Data extracts:
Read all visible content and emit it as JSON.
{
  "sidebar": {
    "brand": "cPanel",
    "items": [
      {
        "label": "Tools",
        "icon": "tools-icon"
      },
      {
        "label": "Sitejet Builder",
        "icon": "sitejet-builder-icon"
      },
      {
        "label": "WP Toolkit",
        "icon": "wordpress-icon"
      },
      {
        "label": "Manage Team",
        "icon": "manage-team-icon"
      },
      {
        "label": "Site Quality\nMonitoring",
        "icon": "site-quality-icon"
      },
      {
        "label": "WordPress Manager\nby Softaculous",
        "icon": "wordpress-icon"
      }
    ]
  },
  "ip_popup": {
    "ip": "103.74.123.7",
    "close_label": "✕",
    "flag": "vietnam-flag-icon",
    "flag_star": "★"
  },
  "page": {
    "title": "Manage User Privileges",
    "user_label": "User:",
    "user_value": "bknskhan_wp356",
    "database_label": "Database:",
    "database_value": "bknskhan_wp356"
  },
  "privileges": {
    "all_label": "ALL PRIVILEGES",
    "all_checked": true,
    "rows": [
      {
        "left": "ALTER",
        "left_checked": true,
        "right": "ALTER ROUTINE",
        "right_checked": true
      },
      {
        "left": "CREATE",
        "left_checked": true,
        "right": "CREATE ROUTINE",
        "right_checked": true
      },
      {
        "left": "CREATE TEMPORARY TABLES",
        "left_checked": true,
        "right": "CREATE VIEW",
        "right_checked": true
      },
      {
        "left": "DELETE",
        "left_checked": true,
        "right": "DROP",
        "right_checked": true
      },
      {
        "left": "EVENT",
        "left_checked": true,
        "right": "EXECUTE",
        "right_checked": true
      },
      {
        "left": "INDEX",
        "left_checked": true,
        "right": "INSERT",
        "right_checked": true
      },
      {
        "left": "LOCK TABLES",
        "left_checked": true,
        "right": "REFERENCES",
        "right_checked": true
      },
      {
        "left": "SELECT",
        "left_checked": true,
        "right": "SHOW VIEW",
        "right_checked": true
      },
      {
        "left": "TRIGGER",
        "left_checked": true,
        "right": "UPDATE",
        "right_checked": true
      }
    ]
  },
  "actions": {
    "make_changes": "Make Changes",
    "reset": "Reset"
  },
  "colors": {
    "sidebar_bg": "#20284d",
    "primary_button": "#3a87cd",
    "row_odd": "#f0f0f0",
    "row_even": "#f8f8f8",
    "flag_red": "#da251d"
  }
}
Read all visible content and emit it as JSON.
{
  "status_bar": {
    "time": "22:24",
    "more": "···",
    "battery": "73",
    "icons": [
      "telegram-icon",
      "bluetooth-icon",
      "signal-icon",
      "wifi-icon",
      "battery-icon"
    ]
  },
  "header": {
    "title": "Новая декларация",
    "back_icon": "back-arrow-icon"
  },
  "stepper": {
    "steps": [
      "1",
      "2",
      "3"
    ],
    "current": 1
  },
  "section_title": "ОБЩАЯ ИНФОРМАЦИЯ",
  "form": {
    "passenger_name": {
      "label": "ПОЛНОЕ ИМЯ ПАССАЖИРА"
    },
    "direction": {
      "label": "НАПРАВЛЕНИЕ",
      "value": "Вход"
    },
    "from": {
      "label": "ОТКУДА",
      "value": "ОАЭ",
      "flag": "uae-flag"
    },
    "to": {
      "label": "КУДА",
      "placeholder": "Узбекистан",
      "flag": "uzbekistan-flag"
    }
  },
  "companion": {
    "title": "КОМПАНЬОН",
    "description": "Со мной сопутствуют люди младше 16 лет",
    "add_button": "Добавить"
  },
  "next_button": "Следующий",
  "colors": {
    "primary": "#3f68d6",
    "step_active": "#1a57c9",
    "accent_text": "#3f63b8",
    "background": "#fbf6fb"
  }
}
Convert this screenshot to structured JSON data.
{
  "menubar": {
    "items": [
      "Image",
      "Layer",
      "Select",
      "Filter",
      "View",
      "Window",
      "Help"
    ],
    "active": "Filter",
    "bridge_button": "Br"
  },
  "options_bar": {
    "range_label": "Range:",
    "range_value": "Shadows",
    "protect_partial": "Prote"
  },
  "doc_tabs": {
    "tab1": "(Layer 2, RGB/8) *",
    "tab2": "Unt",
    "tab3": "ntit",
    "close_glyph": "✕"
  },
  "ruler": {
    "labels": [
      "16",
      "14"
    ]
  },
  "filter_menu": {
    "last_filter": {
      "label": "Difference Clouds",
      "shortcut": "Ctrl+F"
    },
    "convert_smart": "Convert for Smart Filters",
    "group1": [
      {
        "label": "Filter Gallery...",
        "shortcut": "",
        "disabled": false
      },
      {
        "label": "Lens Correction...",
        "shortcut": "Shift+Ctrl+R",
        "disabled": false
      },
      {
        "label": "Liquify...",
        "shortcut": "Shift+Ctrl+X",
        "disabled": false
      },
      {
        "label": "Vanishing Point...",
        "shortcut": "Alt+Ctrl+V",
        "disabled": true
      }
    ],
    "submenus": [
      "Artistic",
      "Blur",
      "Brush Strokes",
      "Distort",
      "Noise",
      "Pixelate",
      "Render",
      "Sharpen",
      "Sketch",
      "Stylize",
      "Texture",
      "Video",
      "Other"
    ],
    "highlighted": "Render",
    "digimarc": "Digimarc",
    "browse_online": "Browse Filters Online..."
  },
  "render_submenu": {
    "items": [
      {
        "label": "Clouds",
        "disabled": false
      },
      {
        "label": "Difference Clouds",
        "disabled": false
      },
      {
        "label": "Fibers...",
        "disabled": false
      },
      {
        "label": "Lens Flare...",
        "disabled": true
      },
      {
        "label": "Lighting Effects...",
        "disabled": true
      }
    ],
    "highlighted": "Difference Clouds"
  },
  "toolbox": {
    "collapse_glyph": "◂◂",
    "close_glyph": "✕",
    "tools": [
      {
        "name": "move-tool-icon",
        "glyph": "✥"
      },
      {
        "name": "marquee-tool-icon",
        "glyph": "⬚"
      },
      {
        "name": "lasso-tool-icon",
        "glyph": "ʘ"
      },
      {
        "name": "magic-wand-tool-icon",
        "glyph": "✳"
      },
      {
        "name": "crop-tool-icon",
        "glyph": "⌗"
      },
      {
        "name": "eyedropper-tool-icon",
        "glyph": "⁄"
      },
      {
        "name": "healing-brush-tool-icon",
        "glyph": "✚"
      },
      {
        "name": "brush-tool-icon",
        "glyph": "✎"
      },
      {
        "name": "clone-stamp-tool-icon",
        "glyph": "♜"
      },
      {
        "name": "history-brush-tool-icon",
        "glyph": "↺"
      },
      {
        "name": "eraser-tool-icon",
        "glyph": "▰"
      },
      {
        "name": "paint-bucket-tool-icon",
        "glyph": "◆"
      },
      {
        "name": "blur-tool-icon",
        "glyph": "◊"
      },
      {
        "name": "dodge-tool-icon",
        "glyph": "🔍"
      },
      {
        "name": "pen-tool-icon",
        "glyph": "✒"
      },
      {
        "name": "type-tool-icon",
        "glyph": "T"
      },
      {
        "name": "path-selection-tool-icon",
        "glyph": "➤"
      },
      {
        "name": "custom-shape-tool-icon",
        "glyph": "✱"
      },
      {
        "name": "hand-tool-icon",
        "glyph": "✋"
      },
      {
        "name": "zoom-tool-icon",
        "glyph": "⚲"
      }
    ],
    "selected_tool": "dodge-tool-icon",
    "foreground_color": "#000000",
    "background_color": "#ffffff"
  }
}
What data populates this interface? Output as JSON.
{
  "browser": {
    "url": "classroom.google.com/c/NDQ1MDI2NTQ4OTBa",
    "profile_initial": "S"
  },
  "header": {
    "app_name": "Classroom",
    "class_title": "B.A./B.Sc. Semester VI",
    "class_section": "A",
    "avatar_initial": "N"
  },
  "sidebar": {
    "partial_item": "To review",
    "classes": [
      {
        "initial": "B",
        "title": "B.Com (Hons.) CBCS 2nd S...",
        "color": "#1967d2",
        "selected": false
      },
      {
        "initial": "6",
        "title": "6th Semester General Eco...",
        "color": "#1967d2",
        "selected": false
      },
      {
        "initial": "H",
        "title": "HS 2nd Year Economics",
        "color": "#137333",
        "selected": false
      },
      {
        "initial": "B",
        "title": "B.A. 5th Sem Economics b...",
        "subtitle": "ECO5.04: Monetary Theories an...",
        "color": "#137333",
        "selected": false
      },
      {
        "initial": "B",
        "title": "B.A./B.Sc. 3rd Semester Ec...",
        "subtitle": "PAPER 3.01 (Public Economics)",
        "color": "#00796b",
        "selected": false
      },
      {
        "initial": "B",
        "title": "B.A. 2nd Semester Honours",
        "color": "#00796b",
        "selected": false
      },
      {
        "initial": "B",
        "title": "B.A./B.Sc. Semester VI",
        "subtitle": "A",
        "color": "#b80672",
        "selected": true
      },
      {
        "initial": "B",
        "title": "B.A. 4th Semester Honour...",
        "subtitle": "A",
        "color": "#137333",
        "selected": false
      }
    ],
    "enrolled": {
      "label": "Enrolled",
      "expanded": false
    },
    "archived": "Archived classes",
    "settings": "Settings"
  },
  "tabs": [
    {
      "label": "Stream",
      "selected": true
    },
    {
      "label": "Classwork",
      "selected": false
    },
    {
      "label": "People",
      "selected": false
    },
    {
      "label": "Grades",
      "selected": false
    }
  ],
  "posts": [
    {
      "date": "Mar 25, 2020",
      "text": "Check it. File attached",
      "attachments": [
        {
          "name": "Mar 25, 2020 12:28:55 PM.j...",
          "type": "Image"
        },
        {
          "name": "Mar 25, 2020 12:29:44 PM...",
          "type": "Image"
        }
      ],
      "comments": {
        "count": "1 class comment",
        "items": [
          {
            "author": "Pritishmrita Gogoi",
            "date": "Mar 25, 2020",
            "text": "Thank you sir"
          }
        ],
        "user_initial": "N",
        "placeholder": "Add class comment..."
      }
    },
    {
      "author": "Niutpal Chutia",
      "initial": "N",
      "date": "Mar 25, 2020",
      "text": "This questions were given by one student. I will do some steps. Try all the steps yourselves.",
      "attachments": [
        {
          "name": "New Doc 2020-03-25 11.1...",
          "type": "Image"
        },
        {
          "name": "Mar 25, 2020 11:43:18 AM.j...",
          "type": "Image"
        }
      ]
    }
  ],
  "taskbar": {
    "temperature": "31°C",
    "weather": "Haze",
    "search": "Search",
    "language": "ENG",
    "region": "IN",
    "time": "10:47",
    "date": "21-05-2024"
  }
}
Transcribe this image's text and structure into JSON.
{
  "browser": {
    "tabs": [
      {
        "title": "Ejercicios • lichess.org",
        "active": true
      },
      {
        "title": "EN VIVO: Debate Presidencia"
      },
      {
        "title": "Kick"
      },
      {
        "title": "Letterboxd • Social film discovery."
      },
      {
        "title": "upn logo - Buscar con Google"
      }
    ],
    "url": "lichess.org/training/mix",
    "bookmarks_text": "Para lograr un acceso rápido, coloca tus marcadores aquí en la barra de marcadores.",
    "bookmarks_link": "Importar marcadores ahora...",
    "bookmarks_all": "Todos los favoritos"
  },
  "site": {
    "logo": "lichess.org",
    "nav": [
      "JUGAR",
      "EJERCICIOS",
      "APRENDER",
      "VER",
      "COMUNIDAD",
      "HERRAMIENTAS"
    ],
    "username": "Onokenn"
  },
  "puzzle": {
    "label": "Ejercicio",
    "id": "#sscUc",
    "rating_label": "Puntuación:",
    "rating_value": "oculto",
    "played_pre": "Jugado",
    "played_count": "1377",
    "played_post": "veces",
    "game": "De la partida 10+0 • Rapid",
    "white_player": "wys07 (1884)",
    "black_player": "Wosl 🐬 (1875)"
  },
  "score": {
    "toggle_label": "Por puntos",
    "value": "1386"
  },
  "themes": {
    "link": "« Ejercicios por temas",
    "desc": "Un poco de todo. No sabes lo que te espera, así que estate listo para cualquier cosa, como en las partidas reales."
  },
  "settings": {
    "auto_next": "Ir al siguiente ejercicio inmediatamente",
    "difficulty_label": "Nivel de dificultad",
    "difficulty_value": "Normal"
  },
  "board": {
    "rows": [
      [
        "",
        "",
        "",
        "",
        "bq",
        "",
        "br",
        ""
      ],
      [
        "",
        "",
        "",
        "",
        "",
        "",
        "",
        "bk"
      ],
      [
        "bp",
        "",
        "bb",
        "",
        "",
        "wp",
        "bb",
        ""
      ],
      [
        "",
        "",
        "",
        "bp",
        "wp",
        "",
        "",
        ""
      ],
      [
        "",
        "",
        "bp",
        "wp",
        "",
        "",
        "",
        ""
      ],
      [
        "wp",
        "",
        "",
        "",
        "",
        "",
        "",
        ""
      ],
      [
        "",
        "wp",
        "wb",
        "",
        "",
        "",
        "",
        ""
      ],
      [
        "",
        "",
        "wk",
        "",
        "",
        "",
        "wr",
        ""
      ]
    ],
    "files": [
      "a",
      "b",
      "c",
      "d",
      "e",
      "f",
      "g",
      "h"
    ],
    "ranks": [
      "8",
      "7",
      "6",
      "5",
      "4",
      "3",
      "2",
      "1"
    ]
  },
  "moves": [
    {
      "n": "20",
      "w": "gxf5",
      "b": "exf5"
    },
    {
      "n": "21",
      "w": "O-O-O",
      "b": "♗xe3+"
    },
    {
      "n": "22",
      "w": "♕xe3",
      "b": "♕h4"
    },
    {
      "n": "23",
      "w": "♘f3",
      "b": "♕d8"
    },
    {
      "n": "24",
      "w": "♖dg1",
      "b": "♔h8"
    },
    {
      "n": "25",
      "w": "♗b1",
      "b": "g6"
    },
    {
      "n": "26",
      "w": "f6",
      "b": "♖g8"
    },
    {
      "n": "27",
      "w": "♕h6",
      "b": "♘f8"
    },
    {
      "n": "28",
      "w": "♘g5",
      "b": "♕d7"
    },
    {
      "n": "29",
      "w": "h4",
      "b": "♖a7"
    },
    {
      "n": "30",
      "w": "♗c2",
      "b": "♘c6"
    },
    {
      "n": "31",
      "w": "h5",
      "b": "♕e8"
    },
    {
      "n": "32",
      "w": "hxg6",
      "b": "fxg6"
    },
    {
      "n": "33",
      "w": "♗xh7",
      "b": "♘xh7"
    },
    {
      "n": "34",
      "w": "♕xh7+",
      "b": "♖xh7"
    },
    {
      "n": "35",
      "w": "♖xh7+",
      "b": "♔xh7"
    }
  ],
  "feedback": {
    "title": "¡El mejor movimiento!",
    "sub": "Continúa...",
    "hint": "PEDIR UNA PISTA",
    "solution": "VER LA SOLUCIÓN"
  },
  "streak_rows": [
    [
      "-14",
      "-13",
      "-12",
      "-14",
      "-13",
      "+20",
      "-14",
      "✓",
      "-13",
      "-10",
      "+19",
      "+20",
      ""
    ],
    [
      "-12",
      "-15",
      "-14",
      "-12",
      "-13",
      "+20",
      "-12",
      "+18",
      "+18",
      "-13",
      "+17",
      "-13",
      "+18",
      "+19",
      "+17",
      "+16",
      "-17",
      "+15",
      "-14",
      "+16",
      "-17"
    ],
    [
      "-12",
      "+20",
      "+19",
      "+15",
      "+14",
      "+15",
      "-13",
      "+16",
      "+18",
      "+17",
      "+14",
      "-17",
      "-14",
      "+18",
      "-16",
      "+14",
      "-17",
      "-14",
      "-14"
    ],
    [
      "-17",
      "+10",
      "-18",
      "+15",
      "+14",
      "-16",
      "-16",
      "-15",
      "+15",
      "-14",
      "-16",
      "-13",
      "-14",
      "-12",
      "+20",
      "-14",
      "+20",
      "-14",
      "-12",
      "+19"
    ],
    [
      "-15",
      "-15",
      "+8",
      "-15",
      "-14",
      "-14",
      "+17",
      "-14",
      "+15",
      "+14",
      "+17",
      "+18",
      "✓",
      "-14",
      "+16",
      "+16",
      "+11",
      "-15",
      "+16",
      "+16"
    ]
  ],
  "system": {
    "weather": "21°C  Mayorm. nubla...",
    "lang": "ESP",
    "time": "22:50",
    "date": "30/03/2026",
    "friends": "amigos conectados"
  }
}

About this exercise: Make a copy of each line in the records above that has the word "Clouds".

Exercise output:
      "label": "Difference Clouds",
        "label": "Clouds",
        "label": "Difference Clouds",
    "highlighted": "Difference Clouds"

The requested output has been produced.